Rather, we address the certified question by reading the duty-to-defend provision from the perspective of the reasonable person purchasing insurance. The provision begins with a promise that the insurance company will defend the insured and that the costs of defense will be borne by the insurer. That is a significant promise, especially since there could be cases where defense costs equal or even exceed the policy limits. The provision ends with a limitation: the duty to defend ends when the insurer's payments reach the policy limits. What does that mean? The insurer can control the timing of its payments, and there are cases, such as this one, where it is apparent from the outset that the claims against the insured will exceed the policy limits. Does the limitation language allow the insurer to tender the policy limits to a court or the claimants, and thereby avoid the additional expense of defending the insured? We think not.

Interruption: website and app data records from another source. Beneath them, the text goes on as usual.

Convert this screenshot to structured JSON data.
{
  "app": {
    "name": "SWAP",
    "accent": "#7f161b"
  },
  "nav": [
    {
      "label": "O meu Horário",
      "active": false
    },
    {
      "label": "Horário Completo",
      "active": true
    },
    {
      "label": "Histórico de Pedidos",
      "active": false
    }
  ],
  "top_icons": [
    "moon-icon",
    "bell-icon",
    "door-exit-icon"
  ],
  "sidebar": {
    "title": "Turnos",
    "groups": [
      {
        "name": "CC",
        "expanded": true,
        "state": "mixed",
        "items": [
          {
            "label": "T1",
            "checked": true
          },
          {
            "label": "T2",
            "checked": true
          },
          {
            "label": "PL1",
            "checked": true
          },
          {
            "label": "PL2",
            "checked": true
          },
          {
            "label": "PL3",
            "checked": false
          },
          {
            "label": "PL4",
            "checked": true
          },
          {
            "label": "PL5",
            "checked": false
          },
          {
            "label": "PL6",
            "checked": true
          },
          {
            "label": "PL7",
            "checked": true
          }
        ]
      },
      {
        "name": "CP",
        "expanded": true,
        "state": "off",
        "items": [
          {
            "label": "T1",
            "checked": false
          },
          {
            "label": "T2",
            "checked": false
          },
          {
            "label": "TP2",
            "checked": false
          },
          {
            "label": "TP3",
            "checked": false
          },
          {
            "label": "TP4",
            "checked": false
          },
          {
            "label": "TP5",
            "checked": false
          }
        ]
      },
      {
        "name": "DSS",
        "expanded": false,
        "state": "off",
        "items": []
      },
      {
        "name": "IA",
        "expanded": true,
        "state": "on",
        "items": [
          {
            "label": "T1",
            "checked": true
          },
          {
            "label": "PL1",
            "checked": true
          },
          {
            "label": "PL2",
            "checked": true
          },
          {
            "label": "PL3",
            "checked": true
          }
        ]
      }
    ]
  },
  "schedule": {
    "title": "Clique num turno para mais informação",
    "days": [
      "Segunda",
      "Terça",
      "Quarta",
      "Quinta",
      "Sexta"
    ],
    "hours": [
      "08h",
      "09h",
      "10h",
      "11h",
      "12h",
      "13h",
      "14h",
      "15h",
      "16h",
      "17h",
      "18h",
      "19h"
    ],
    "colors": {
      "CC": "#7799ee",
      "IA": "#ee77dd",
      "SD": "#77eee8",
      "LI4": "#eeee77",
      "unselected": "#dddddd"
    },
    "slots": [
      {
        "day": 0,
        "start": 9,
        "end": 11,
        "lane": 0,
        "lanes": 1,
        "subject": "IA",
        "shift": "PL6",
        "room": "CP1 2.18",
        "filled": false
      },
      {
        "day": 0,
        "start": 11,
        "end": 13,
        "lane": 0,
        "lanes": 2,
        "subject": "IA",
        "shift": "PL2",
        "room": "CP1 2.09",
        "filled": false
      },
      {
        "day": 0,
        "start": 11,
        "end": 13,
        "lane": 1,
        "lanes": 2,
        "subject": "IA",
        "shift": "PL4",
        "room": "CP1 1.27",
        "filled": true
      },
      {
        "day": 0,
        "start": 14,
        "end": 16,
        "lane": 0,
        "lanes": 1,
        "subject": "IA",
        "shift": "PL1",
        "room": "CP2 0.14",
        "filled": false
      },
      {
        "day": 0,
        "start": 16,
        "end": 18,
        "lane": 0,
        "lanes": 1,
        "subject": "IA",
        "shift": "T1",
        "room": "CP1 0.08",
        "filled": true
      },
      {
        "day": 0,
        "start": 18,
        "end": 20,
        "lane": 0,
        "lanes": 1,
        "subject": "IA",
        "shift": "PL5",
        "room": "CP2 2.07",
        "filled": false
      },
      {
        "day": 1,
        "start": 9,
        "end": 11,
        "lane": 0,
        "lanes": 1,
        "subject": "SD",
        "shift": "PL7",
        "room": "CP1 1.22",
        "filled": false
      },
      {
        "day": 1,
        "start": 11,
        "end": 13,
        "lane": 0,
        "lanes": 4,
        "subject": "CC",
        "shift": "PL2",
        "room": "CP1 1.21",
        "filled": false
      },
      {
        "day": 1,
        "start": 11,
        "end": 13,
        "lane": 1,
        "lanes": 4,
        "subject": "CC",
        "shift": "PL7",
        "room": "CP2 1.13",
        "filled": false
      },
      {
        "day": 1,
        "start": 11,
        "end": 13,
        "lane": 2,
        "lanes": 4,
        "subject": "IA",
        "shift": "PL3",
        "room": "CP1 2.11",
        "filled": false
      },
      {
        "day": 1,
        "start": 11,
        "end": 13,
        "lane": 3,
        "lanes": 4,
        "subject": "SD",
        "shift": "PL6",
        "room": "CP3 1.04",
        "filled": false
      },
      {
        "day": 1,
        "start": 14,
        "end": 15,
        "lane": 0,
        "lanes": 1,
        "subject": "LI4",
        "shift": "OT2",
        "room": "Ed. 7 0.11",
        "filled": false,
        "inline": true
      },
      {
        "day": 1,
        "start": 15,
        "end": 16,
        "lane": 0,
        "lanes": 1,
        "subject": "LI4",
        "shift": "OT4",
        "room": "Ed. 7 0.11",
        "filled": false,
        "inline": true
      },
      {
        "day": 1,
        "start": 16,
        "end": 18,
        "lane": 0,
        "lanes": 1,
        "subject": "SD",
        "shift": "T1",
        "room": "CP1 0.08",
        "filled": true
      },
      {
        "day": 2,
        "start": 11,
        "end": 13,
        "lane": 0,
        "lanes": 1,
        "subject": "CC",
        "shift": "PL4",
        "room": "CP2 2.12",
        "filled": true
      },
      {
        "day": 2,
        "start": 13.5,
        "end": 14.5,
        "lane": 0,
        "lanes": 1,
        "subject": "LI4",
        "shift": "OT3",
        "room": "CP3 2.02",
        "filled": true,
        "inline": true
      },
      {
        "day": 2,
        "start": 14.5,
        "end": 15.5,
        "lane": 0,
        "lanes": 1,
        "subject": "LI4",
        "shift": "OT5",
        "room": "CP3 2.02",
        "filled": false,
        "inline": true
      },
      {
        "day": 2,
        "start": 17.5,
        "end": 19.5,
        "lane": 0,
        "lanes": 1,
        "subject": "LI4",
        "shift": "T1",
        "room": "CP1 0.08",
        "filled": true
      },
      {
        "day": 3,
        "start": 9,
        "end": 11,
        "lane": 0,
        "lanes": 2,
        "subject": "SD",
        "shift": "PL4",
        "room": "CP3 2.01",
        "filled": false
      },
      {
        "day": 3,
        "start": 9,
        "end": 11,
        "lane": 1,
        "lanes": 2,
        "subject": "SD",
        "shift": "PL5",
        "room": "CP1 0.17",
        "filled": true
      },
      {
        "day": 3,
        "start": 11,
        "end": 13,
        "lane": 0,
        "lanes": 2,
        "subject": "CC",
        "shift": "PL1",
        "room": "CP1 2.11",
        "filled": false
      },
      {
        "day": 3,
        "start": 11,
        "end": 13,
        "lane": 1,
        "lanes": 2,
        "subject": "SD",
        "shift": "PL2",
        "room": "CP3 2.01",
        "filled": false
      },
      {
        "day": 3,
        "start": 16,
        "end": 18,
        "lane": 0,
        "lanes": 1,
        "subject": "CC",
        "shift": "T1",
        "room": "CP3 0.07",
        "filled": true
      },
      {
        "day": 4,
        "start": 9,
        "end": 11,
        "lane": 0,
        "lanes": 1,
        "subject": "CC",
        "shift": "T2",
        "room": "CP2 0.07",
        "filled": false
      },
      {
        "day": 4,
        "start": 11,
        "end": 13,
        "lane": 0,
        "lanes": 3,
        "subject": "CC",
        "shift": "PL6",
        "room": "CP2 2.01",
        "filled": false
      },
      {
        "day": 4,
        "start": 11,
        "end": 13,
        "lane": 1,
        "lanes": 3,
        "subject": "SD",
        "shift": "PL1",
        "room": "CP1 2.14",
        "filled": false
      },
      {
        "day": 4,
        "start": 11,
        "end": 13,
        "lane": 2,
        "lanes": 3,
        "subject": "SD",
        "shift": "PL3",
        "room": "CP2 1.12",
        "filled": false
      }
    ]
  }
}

A reasonable policy holder would expect to be defended until claims arising under the policy are resolved, either by settlement or judgment. To read the policy otherwise would be to nullify the duty to defend in those situations where the insured most needs that protection. We are satisfied that our interpretation is consistent with the language of the policy, and we note that it is the prevailing interpretation in other jurisdictions. Applying our holding to the facts presented, we conclude that Continental's duty to defend has not been extinguished. We recognize that Continental made an effort to obtain releases for its insured and that it was successful with respect to some of the smaller claims. The Burrs are still at risk, however, as they are defendants in a wrongful death action brought by Pipher's estate. Accordingly, we answer the certified question in the AFFIRMATIVE.